The findings undermine one of the main arguments in favor of using non-physician practitioners – to address access-to-care issues. The question is whether the study has an impact on the ongoing turf battle between radiologists and NPPs over image interpretation playing out in state legislatures.
Can you believe the hype when it comes to marketing claims made for AI software? Not always. A new review in JAMA Network Open suggests that marketing materials for one-fifth of FDA-cleared AI applications don’t agree with the language in their regulatory submissions.
Interest in AI for healthcare has exploded, creating regulatory challenges for the FDA due to the technology’s novelty. This has left many AI developers guessing how they should comply with FDA rules, both before and after products get regulatory clearance.
This creates the possibility for discrepancies between products the FDA has cleared and how AI firms promote them. To investigate further, researchers from NYU Langone Health analyzed content from 510(k) clearance summaries and accompanying marketing materials for 119 AI- and machine learning (ML)-enabled devices cleared from November 2021 to March 2022. Their findings included:
- Overall, AI/ML marketing language was consistent with 510(k) summaries for 80.67% of devices
- Language was considered “discrepant” for 12.61% and “contentious” for 6.72%
- Most of the AI/ML devices surveyed (63.03%) were developed for radiology use; these had a slightly higher rate of consistency (82.67%) than the entire study sample
The authors provided several examples illustrating when AI/ML firms went astray. In one case labeled as “discrepant,” a developer touted the “cutting-edge AI and advanced robotics” in its software for measuring and displaying cerebral blood flow with ultrasound. But the product’s 510(k) summary never discussed AI capabilities, and the algorithm isn’t included on the FDA’s list of AI/ML-enabled devices.
In another case labeled as “contentious,” marketing materials for an ECG mapping software application mention that it includes computation modeling and is a smart device, but require users to request a pamphlet from the developer for more information.

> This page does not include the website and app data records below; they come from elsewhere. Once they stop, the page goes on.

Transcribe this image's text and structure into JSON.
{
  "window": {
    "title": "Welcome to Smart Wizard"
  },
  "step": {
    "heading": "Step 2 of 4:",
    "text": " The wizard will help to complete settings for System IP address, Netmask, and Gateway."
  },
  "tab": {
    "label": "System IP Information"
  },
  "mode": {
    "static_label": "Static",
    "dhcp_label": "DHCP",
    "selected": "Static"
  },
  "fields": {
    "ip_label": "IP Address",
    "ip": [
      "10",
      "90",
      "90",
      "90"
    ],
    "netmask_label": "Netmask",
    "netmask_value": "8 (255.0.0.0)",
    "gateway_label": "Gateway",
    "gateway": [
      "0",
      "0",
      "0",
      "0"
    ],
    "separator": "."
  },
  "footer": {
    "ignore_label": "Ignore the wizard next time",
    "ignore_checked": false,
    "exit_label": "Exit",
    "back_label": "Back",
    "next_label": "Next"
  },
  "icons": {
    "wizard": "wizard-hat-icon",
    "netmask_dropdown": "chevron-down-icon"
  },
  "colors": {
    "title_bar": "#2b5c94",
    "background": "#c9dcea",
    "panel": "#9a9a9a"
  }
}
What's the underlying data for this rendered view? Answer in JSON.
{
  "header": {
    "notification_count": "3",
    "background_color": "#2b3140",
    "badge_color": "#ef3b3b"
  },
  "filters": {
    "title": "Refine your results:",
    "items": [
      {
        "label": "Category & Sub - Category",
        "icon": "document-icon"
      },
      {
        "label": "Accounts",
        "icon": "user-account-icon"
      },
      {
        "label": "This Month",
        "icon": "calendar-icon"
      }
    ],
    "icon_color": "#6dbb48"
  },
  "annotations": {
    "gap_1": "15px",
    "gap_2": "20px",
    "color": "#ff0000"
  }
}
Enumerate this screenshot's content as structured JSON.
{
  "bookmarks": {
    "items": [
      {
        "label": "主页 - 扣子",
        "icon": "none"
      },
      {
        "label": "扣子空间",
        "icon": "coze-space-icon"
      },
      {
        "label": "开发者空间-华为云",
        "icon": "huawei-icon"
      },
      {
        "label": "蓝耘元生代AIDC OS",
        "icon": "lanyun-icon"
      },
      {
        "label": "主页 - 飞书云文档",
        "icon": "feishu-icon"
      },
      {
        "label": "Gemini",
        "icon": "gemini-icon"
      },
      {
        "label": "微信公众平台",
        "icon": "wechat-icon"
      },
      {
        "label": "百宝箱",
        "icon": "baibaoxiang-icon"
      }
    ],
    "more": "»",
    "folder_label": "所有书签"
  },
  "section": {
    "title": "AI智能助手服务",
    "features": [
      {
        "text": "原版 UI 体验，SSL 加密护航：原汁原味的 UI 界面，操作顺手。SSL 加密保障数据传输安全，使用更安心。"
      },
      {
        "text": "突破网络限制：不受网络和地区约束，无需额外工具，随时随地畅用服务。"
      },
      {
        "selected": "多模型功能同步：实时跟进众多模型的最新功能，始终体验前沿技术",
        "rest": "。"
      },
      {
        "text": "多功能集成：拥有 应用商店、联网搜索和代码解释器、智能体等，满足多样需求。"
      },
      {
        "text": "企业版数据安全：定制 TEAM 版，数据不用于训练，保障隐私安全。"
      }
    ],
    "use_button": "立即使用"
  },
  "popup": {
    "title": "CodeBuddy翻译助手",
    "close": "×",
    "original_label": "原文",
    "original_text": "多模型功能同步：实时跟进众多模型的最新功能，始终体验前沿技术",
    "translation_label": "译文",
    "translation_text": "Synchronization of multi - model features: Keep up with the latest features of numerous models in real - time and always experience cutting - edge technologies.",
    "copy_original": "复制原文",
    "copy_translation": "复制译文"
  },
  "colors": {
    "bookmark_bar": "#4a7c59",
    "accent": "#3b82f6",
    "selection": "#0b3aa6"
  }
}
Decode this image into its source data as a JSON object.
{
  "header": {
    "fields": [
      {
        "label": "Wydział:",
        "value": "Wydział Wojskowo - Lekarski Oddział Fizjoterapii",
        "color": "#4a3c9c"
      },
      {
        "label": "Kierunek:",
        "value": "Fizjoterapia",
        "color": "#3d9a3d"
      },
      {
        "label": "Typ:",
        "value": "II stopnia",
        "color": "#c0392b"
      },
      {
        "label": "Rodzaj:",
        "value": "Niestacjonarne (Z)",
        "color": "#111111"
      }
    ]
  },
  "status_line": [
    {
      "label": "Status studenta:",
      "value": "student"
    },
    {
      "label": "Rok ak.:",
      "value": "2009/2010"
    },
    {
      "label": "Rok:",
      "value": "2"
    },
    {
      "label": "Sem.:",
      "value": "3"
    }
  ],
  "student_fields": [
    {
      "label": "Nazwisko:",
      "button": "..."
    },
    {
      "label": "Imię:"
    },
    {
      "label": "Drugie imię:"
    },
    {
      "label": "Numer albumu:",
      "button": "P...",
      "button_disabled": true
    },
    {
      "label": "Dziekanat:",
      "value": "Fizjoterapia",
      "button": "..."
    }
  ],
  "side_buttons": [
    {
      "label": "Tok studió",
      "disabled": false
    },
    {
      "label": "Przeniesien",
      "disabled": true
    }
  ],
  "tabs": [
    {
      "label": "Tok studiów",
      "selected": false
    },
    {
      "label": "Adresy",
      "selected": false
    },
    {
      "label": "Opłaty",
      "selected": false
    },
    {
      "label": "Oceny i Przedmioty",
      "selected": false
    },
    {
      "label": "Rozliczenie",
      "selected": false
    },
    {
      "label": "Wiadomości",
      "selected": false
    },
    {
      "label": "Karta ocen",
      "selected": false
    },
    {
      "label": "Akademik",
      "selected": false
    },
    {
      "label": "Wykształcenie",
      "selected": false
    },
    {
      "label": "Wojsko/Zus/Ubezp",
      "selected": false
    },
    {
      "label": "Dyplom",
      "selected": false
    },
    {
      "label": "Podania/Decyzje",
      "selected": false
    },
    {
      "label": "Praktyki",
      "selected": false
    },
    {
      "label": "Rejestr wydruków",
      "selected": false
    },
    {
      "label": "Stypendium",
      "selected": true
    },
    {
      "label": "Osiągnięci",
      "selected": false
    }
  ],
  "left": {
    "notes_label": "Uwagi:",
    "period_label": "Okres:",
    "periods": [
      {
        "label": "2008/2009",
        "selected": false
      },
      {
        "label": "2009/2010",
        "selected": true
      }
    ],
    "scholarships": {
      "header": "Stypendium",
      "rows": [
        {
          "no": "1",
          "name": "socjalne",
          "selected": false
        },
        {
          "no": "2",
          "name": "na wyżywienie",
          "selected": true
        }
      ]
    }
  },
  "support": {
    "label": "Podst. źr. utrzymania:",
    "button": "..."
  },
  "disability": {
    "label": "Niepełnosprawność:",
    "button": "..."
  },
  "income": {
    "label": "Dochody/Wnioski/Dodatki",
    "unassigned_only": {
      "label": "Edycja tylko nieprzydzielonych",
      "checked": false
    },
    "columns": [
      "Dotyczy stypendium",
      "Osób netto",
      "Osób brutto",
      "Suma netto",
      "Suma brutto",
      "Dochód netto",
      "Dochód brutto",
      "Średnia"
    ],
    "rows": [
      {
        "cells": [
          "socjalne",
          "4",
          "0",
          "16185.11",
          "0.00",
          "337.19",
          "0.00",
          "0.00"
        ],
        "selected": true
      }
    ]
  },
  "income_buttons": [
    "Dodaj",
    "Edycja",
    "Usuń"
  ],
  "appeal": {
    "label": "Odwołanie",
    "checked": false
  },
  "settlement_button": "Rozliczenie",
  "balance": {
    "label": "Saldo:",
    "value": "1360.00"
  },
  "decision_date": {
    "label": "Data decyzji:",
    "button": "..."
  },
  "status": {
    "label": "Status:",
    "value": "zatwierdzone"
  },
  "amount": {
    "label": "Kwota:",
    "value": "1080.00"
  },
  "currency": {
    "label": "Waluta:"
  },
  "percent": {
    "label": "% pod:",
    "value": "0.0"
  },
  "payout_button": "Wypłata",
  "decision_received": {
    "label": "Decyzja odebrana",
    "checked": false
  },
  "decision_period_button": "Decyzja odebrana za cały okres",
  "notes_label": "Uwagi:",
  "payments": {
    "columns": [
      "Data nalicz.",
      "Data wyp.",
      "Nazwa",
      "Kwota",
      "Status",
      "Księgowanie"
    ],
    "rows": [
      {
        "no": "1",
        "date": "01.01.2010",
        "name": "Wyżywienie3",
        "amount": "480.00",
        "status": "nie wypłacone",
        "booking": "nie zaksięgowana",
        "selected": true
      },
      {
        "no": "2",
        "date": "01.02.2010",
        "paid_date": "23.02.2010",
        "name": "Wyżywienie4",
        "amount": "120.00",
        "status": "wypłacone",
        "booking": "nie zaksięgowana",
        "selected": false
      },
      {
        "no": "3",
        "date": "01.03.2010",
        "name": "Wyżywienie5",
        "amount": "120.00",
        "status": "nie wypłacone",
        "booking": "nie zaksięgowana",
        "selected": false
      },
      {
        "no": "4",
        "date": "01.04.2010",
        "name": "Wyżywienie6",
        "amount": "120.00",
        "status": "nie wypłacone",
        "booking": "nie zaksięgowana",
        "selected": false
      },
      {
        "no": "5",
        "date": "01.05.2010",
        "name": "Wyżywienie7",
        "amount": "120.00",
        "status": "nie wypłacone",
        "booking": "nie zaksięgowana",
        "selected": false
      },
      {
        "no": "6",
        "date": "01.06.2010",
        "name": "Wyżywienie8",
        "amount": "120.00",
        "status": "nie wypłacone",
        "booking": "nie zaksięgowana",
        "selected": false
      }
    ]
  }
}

So, can you believe the AI hype? This study shows that most of the time you can, with a consistency rate of 80.67% – not bad for a field as new as AI (a fact acknowledged in an invited commentary on the paper). But the study’s authors suggest that “any level of discrepancy is important to note for consumer safety.” And for a technology that already has trust issues, it’s probably best that developers not push the envelope when it comes to marketing.